**Exercise details:** Each record is to be written out exactly as it appears.

**Data records for software interfaces:**
# # # #
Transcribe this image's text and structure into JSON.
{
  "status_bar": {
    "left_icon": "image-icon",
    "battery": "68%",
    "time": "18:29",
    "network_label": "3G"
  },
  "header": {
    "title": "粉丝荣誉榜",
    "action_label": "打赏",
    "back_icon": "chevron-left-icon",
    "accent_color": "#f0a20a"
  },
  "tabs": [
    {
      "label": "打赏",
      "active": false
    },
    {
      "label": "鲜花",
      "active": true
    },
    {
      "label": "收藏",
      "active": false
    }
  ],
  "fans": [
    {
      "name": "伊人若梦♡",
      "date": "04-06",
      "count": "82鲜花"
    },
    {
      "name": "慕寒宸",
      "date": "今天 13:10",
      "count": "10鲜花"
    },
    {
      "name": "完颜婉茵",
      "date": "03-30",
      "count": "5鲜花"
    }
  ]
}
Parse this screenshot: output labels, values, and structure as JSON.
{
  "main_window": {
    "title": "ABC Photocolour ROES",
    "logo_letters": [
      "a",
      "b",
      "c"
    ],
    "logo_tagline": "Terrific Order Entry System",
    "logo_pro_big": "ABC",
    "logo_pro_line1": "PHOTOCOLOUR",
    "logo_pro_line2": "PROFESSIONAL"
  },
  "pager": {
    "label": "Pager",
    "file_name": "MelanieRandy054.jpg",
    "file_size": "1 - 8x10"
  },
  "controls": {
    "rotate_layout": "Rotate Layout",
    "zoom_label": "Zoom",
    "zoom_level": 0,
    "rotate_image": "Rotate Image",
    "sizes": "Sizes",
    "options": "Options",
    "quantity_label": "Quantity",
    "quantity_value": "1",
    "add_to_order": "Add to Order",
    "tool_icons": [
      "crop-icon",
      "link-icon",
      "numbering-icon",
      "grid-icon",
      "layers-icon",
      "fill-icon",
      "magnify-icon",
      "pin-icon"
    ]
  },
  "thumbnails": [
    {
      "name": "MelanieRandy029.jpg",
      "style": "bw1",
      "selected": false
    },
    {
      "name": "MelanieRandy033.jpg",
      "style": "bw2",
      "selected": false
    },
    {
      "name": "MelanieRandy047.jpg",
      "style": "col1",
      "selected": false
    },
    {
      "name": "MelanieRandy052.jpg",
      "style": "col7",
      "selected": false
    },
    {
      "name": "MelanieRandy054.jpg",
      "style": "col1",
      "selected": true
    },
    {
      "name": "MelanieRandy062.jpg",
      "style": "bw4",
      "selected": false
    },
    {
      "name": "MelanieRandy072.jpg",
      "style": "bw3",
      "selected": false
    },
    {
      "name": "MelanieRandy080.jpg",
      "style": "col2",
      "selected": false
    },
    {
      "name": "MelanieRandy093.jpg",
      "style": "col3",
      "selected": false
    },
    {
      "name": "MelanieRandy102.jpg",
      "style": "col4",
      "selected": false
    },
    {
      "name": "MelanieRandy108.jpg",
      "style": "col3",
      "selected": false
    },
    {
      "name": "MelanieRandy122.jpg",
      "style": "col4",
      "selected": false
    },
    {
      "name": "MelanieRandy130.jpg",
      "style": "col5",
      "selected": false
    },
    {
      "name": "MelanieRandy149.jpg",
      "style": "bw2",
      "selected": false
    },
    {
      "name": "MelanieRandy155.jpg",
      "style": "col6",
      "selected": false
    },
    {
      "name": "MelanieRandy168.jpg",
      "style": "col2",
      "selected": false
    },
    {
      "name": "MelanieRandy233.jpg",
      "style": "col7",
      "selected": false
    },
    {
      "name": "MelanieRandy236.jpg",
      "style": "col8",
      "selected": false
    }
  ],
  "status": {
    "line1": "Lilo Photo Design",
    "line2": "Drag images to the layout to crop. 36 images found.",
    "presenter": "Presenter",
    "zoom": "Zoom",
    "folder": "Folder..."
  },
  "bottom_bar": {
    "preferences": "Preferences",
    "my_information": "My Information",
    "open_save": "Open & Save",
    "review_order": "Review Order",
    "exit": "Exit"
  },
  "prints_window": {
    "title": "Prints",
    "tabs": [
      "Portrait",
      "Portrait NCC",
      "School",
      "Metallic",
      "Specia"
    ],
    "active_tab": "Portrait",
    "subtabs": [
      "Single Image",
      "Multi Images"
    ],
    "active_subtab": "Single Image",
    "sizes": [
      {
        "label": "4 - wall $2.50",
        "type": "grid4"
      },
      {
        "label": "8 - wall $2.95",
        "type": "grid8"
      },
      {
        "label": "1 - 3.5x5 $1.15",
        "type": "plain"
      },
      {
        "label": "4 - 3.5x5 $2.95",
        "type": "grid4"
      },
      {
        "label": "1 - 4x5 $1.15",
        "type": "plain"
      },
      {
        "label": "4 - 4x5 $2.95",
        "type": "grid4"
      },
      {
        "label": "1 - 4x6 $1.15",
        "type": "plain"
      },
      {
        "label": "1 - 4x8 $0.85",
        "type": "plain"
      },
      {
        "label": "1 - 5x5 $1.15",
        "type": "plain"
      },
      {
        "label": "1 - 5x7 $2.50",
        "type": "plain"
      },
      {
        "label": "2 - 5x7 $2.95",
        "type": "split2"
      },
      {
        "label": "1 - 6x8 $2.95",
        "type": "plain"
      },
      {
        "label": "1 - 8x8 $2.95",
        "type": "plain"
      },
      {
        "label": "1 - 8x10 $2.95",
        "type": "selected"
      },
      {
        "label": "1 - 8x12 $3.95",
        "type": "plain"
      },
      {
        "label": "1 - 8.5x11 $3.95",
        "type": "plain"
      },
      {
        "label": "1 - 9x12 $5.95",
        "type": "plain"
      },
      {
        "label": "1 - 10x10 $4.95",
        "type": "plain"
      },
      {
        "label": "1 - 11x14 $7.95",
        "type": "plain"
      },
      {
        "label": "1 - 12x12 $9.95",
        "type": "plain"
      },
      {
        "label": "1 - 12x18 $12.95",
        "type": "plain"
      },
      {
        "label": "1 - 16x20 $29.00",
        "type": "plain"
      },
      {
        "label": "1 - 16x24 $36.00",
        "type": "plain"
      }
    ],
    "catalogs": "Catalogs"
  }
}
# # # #
**Answer space:**
Transcribe this image's text and structure into JSON.
{
  "status_bar": {
    "left_icon": "image-icon",
    "battery": "68%",
    "time": "18:29",
    "network_label": "3G"
  },
  "header": {
    "title": "粉丝荣誉榜",
    "action_label": "打赏",
    "back_icon": "chevron-left-icon",
    "accent_color": "#f0a20a"
  },
  "tabs": [
    {
      "label": "打赏",
      "active": false
    },
    {
      "label": "鲜花",
      "active": true
    },
    {
      "label": "收藏",
      "active": false
    }
  ],
  "fans": [
    {
      "name": "伊人若梦♡",
      "date": "04-06",
      "count": "82鲜花"
    },
    {
      "name": "慕寒宸",
      "date": "今天 13:10",
      "count": "10鲜花"
    },
    {
      "name": "完颜婉茵",
      "date": "03-30",
      "count": "5鲜花"
    }
  ]
}
Parse this screenshot: output labels, values, and structure as JSON.
{
  "main_window": {
    "title": "ABC Photocolour ROES",
    "logo_letters": [
      "a",
      "b",
      "c"
    ],
    "logo_tagline": "Terrific Order Entry System",
    "logo_pro_big": "ABC",
    "logo_pro_line1": "PHOTOCOLOUR",
    "logo_pro_line2": "PROFESSIONAL"
  },
  "pager": {
    "label": "Pager",
    "file_name": "MelanieRandy054.jpg",
    "file_size": "1 - 8x10"
  },
  "controls": {
    "rotate_layout": "Rotate Layout",
    "zoom_label": "Zoom",
    "zoom_level": 0,
    "rotate_image": "Rotate Image",
    "sizes": "Sizes",
    "options": "Options",
    "quantity_label": "Quantity",
    "quantity_value": "1",
    "add_to_order": "Add to Order",
    "tool_icons": [
      "crop-icon",
      "link-icon",
      "numbering-icon",
      "grid-icon",
      "layers-icon",
      "fill-icon",
      "magnify-icon",
      "pin-icon"
    ]
  },
  "thumbnails": [
    {
      "name": "MelanieRandy029.jpg",
      "style": "bw1",
      "selected": false
    },
    {
      "name": "MelanieRandy033.jpg",
      "style": "bw2",
      "selected": false
    },
    {
      "name": "MelanieRandy047.jpg",
      "style": "col1",
      "selected": false
    },
    {
      "name": "MelanieRandy052.jpg",
      "style": "col7",
      "selected": false
    },
    {
      "name": "MelanieRandy054.jpg",
      "style": "col1",
      "selected": true
    },
    {
      "name": "MelanieRandy062.jpg",
      "style": "bw4",
      "selected": false
    },
    {
      "name": "MelanieRandy072.jpg",
      "style": "bw3",
      "selected": false
    },
    {
      "name": "MelanieRandy080.jpg",
      "style": "col2",
      "selected": false
    },
    {
      "name": "MelanieRandy093.jpg",
      "style": "col3",
      "selected": false
    },
    {
      "name": "MelanieRandy102.jpg",
      "style": "col4",
      "selected": false
    },
    {
      "name": "MelanieRandy108.jpg",
      "style": "col3",
      "selected": false
    },
    {
      "name": "MelanieRandy122.jpg",
      "style": "col4",
      "selected": false
    },
    {
      "name": "MelanieRandy130.jpg",
      "style": "col5",
      "selected": false
    },
    {
      "name": "MelanieRandy149.jpg",
      "style": "bw2",
      "selected": false
    },
    {
      "name": "MelanieRandy155.jpg",
      "style": "col6",
      "selected": false
    },
    {
      "name": "MelanieRandy168.jpg",
      "style": "col2",
      "selected": false
    },
    {
      "name": "MelanieRandy233.jpg",
      "style": "col7",
      "selected": false
    },
    {
      "name": "MelanieRandy236.jpg",
      "style": "col8",
      "selected": false
    }
  ],
  "status": {
    "line1": "Lilo Photo Design",
    "line2": "Drag images to the layout to crop. 36 images found.",
    "presenter": "Presenter",
    "zoom": "Zoom",
    "folder": "Folder..."
  },
  "bottom_bar": {
    "preferences": "Preferences",
    "my_information": "My Information",
    "open_save": "Open & Save",
    "review_order": "Review Order",
    "exit": "Exit"
  },
  "prints_window": {
    "title": "Prints",
    "tabs": [
      "Portrait",
      "Portrait NCC",
      "School",
      "Metallic",
      "Specia"
    ],
    "active_tab": "Portrait",
    "subtabs": [
      "Single Image",
      "Multi Images"
    ],
    "active_subtab": "Single Image",
    "sizes": [
      {
        "label": "4 - wall $2.50",
        "type": "grid4"
      },
      {
        "label": "8 - wall $2.95",
        "type": "grid8"
      },
      {
        "label": "1 - 3.5x5 $1.15",
        "type": "plain"
      },
      {
        "label": "4 - 3.5x5 $2.95",
        "type": "grid4"
      },
      {
        "label": "1 - 4x5 $1.15",
        "type": "plain"
      },
      {
        "label": "4 - 4x5 $2.95",
        "type": "grid4"
      },
      {
        "label": "1 - 4x6 $1.15",
        "type": "plain"
      },
      {
        "label": "1 - 4x8 $0.85",
        "type": "plain"
      },
      {
        "label": "1 - 5x5 $1.15",
        "type": "plain"
      },
      {
        "label": "1 - 5x7 $2.50",
        "type": "plain"
      },
      {
        "label": "2 - 5x7 $2.95",
        "type": "split2"
      },
      {
        "label": "1 - 6x8 $2.95",
        "type": "plain"
      },
      {
        "label": "1 - 8x8 $2.95",
        "type": "plain"
      },
      {
        "label": "1 - 8x10 $2.95",
        "type": "selected"
      },
      {
        "label": "1 - 8x12 $3.95",
        "type": "plain"
      },
      {
        "label": "1 - 8.5x11 $3.95",
        "type": "plain"
      },
      {
        "label": "1 - 9x12 $5.95",
        "type": "plain"
      },
      {
        "label": "1 - 10x10 $4.95",
        "type": "plain"
      },
      {
        "label": "1 - 11x14 $7.95",
        "type": "plain"
      },
      {
        "label": "1 - 12x12 $9.95",
        "type": "plain"
      },
      {
        "label": "1 - 12x18 $12.95",
        "type": "plain"
      },
      {
        "label": "1 - 16x20 $29.00",
        "type": "plain"
      },
      {
        "label": "1 - 16x24 $36.00",
        "type": "plain"
      }
    ],
    "catalogs": "Catalogs"
  }
}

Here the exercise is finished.